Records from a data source
_ _ _ _ _
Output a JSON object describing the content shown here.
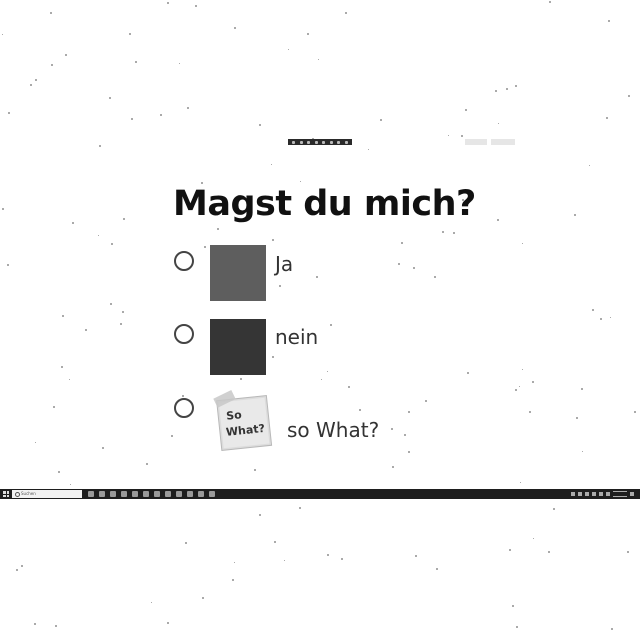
{
  "question": {
    "title": "Magst du mich?"
  },
  "options": [
    {
      "label": "Ja",
      "swatch_color": "#5e5e5e",
      "selected": false
    },
    {
      "label": "nein",
      "swatch_color": "#353535",
      "selected": false
    },
    {
      "label": "so What?",
      "image": "sticky-note-so-what",
      "image_text_1": "So",
      "image_text_2": "What?",
      "selected": false
    }
  ],
  "taskbar": {
    "search_label": "Suchen"
  },
  "colors": {
    "title": "#111111",
    "label": "#333333",
    "taskbar": "#1e1e1e"
  }
}
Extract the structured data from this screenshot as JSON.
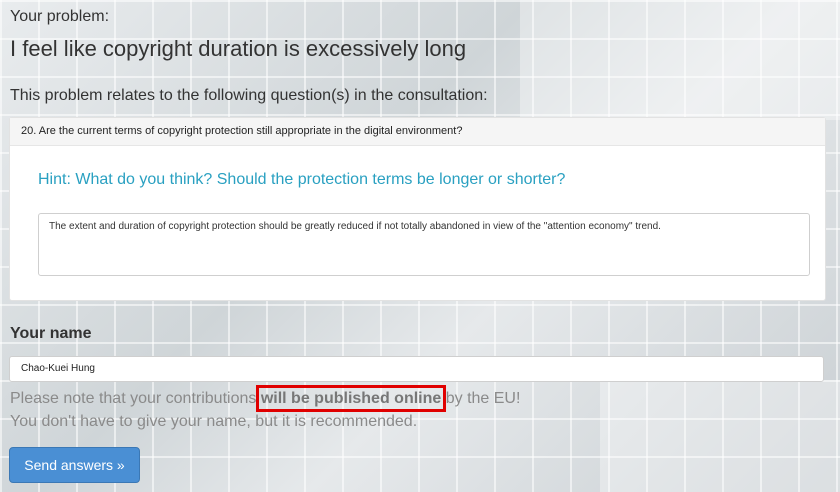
{
  "problem": {
    "caption": "Your problem:",
    "title": "I feel like copyright duration is excessively long",
    "relates_text": "This problem relates to the following question(s) in the consultation:"
  },
  "question": {
    "heading": "20. Are the current terms of copyright protection still appropriate in the digital environment?",
    "hint": "Hint: What do you think? Should the protection terms be longer or shorter?",
    "answer": "The extent and duration of copyright protection should be greatly reduced if not totally abandoned in view of the \"attention economy\" trend."
  },
  "name_section": {
    "label": "Your name",
    "value": "Chao-Kuei Hung"
  },
  "notes": {
    "line1_before": "Please note that your contributions ",
    "line1_bold": "will be published online",
    "line1_after": " by the EU!",
    "line2": "You don't have to give your name, but it is recommended."
  },
  "send_button": {
    "label": "Send answers »"
  }
}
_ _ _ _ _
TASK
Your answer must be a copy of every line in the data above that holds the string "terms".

ANSWER TO THIS EXERCISE
    "heading": "20. Are the current terms of copyright protection still appropriate in the digital environment?",
    "hint": "Hint: What do you think? Should the protection terms be longer or shorter?",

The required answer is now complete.